If I go to a circuit party, 2 things need to happen: I have to have my friends there, and the DJ has to be fierce. One without the other won't work for me. I'm still going to The Black Party in New York, The White Party in Miami, and The Saint at Large's Halloween party ("Salem," with DJs Peter Rauhofer and Junior Vasquez), but in general the circuit scene doesn't really appeal to me anymore. I used to do those parties quite often, but I guess I've outgrown it. There's not enough of a range of music at those events for me, and I feel it's a scene that has come, or is coming, to an end. It's also really hard for me to watch these young boys (and a few men, too), overdose and fall out. To see that just kills my own well-maintained high. NOT cute, honey!

What's the biggest difference between spinning in San Francisco and spinning in New York City? What would you like to take from one scene and bring to the other, and vice versa?

The people that come to Salon have that New York attitude already - they want to party. That feeling of spinning to a musically educated crowd, like I did in New York, is still there for me. I could use a little more drama on the dancefloor, though. When you and I went out a couple of weeks ago in New York, we experienced the power that New York has when it comes to the club scene. The drama of it all! That basement at Splash surprised even me. It was such a rush, and you just felt it down below. That's the feeling I want to bring to my parties.

(Circuit Suzy interjects: I'll NEVER forget that basement at Splash, where we witnessed ballerinas busting out Vogue choreography, danced all over railings and staircases with the most amazing professional dancers, and werked the runway until we could barely even stand up anymore. And that's the "tourist" circuit in New York on an "off" weekend! That's what *I'd* like to take from New York and bring to San Francisco, and from San Francisco, I brought glitter, flowers in my hair, and the concept of teeny-tiny workout wear as the only acceptable fashion option for really throwing down on the dancefloor.)
What's your signature sound?

Bebe calls it "sinful music that makes even those bodies without sweat glands pour salty fluid." I would have to agree with her there. My sound is dirty. That's what I like to spin, and that's what I like to dance to. My love for music crosses many genres, so I spin house, remixed hip-hop, and filthy electro, and sometimes I sneak a little tech in to give the mood a musical plateau. I blend it all up and it just somehow comes out dirty. Hopefully my music makes you want to strip down and dance close to that stranger next to you. That uninhibited feeling is what I want to convey freedom to just be.

How do you respond to the crowd on the dancefloor and feed off that energy?

When my crowd is just swaying but not dancing, I know I have to add a little more funk into the mix. And I like not having to worry, when I play a new song one that I know is really good that people will shy away because they don't like dancing to songs they don't know and feel like they have to leave the dancefloor. At Salon, I have the kind of crowd that wants to educate themselves more about music, which is the perfect crowd for me.

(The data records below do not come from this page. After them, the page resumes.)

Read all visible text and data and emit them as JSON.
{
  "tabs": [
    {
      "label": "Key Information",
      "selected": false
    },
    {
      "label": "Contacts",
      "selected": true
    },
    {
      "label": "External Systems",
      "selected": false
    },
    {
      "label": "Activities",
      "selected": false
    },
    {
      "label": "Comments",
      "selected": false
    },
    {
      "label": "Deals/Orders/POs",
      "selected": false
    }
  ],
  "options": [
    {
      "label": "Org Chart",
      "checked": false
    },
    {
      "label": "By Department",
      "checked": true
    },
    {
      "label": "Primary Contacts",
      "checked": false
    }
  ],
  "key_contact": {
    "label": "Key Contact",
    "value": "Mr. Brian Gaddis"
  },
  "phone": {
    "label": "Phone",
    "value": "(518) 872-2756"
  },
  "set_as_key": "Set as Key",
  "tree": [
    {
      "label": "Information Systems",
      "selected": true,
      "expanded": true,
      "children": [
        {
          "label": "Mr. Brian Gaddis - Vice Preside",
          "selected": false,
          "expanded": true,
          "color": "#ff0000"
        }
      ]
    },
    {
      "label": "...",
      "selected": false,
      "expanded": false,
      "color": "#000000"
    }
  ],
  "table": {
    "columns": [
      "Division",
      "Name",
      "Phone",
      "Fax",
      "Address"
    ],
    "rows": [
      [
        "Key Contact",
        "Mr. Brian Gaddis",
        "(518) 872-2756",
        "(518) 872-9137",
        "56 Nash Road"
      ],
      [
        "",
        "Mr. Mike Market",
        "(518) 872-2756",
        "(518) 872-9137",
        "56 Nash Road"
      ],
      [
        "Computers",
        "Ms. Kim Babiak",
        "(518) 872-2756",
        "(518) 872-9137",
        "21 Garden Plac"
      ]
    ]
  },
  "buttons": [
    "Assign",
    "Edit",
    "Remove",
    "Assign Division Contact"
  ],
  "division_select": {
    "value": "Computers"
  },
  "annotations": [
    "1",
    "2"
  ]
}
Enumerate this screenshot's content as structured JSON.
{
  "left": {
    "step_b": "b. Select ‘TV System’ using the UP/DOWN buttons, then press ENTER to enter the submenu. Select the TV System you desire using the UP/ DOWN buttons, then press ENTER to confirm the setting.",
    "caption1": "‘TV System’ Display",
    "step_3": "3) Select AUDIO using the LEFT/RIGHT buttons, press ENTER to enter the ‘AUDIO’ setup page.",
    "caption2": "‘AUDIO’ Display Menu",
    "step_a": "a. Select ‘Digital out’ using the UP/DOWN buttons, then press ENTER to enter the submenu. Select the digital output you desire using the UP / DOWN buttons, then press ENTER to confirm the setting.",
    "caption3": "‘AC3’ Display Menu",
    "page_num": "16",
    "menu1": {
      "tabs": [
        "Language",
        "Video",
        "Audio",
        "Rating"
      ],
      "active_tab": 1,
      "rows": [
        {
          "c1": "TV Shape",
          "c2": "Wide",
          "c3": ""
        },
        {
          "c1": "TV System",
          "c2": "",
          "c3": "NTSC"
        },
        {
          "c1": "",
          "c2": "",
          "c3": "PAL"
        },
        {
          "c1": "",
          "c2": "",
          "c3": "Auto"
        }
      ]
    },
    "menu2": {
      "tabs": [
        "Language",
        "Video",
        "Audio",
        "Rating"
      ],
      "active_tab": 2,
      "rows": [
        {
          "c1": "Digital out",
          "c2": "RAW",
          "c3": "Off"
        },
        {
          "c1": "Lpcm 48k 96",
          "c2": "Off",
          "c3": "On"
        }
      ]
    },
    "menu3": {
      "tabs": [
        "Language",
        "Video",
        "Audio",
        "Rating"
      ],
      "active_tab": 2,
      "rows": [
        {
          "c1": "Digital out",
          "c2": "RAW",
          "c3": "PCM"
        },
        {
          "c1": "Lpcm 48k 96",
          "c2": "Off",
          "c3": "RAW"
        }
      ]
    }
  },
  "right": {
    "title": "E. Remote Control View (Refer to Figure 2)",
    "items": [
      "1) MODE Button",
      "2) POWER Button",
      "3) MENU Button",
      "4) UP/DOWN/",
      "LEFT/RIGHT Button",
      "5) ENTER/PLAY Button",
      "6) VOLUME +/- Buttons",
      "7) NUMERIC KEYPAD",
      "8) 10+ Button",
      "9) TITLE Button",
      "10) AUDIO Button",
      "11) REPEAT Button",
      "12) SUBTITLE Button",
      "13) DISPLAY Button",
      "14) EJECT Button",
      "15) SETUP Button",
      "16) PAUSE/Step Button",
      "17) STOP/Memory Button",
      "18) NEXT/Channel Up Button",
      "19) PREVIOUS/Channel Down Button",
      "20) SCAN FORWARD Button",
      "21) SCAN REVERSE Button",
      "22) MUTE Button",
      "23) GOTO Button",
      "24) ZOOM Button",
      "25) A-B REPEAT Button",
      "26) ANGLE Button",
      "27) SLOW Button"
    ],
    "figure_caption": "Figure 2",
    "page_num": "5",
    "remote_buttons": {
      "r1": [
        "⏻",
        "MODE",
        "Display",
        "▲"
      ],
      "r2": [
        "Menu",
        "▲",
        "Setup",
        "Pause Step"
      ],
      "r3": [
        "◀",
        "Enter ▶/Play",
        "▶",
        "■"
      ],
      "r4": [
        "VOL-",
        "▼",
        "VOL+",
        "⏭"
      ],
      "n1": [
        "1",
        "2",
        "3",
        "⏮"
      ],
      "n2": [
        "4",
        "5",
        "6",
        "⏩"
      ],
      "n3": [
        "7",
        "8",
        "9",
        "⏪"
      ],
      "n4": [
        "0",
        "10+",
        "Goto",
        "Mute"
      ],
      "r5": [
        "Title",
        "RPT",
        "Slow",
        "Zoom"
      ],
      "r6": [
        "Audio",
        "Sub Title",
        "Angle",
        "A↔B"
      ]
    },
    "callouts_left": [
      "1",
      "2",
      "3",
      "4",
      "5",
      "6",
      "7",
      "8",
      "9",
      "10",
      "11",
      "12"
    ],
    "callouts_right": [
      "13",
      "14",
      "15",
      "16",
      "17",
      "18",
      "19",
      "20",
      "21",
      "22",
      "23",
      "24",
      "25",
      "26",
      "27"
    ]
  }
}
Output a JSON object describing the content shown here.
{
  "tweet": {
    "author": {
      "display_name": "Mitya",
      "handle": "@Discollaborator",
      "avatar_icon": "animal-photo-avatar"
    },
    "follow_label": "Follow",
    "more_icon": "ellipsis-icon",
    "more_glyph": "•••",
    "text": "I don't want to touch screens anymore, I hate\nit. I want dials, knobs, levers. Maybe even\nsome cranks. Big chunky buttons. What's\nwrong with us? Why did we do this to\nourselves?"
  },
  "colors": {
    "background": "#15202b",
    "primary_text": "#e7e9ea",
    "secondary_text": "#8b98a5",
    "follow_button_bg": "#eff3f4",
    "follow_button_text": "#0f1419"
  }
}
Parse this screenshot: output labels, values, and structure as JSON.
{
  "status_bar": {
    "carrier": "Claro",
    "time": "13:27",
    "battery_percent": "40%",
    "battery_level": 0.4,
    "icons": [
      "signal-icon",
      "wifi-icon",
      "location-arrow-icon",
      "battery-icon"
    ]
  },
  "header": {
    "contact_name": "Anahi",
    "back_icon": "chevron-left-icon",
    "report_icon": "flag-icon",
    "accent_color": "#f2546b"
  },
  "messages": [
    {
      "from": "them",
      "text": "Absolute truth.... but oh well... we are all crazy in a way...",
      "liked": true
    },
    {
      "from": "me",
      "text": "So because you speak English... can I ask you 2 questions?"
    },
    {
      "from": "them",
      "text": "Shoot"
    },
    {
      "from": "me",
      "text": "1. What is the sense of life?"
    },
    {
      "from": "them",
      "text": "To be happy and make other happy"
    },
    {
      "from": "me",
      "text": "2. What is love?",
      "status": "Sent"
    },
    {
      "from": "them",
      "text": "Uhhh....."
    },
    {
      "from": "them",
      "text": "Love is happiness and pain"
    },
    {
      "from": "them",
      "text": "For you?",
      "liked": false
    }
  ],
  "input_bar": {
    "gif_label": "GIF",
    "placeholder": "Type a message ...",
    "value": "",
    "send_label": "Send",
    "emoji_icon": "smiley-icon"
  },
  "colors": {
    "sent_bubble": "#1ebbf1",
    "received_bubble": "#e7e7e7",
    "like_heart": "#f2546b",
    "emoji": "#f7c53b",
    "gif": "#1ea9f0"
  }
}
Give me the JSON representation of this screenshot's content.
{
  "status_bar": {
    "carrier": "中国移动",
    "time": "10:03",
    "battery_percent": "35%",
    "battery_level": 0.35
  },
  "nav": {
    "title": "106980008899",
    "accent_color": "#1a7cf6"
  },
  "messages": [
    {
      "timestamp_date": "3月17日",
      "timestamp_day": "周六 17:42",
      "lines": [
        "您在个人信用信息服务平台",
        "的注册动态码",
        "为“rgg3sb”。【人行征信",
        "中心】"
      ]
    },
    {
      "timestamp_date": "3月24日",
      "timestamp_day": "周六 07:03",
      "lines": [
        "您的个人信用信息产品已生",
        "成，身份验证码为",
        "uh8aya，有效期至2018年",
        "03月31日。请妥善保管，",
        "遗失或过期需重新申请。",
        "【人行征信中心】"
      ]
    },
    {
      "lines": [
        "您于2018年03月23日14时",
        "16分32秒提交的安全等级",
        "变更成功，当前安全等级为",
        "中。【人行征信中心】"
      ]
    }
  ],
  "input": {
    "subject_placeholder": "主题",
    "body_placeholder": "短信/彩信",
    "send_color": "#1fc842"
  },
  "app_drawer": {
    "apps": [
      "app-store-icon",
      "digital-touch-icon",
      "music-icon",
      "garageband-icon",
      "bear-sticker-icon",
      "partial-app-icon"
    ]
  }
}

How has easy access to digital music changed your job as DJ?

Over the years, music, especially dance music, has become more accessible to the people who frequent the clubs, so getting that "wow factor" on the dancefloor has become much more difficult for DJs. Back in the day, it would take months before the public, or DJs for that matter, could get their hands on a new Junior or Victor (Calderone) remix. If you weren't in the DJ community, the club was the only place you could hear that song. Today, you can hear the remixes on the radio or have them downloaded in seconds to your iPod.

Lately, I've been getting my tracks from a European website. They are so much more musically advanced than we are. For example, the song "Let Me Think About It" by Fedde Le Grande & Ida Cor was released in Europe in the early spring of 2007. Unfortunately, I had nowhere to play that song at the time, but now I can get my "wow factor" back, at Salon and Pornstar. I'm able to premier the music that I search out right in my own San Francisco club, so I'm living the American DJ dream, baby. Bring it!